#### MATERIAL PROVIDED

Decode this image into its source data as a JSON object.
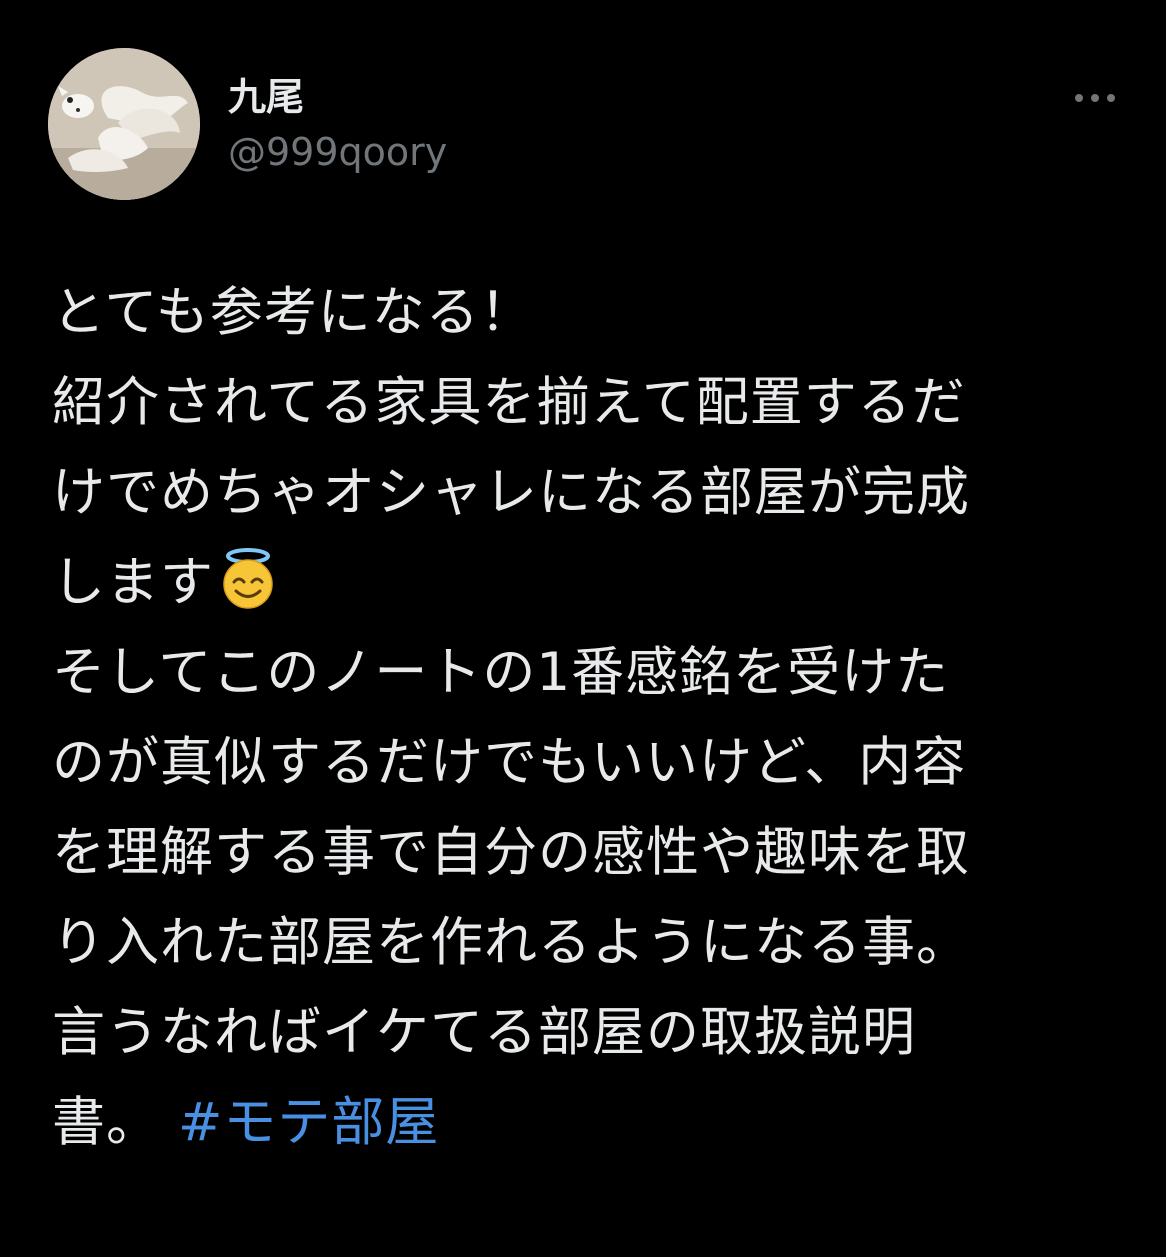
{
  "user": {
    "display_name": "九尾",
    "handle": "@999qoory"
  },
  "tweet": {
    "lines": [
      "とても参考になる！",
      "紹介されてる家具を揃えて配置するだ",
      "けでめちゃオシャレになる部屋が完成",
      "します",
      "そしてこのノートの1番感銘を受けた",
      "のが真似するだけでもいいけど、内容",
      "を理解する事で自分の感性や趣味を取",
      "り入れた部屋を作れるようになる事。",
      "言うなればイケてる部屋の取扱説明",
      "書。"
    ],
    "hashtag": "#モテ部屋",
    "emoji": "smiling-face-with-halo"
  },
  "colors": {
    "background": "#000000",
    "text": "#e7e9ea",
    "secondary": "#71767b",
    "link": "#4a90e2"
  },
  "icons": {
    "more": "more-horizontal-icon"
  }
}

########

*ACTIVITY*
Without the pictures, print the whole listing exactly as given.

*SOLVED PROBLEM*
Decode this image into its source data as a JSON object.
{
  "user": {
    "display_name": "九尾",
    "handle": "@999qoory"
  },
  "tweet": {
    "lines": [
      "とても参考になる！",
      "紹介されてる家具を揃えて配置するだ",
      "けでめちゃオシャレになる部屋が完成",
      "します",
      "そしてこのノートの1番感銘を受けた",
      "のが真似するだけでもいいけど、内容",
      "を理解する事で自分の感性や趣味を取",
      "り入れた部屋を作れるようになる事。",
      "言うなればイケてる部屋の取扱説明",
      "書。"
    ],
    "hashtag": "#モテ部屋",
    "emoji": "smiling-face-with-halo"
  },
  "colors": {
    "background": "#000000",
    "text": "#e7e9ea",
    "secondary": "#71767b",
    "link": "#4a90e2"
  },
  "icons": {
    "more": "more-horizontal-icon"
  }
}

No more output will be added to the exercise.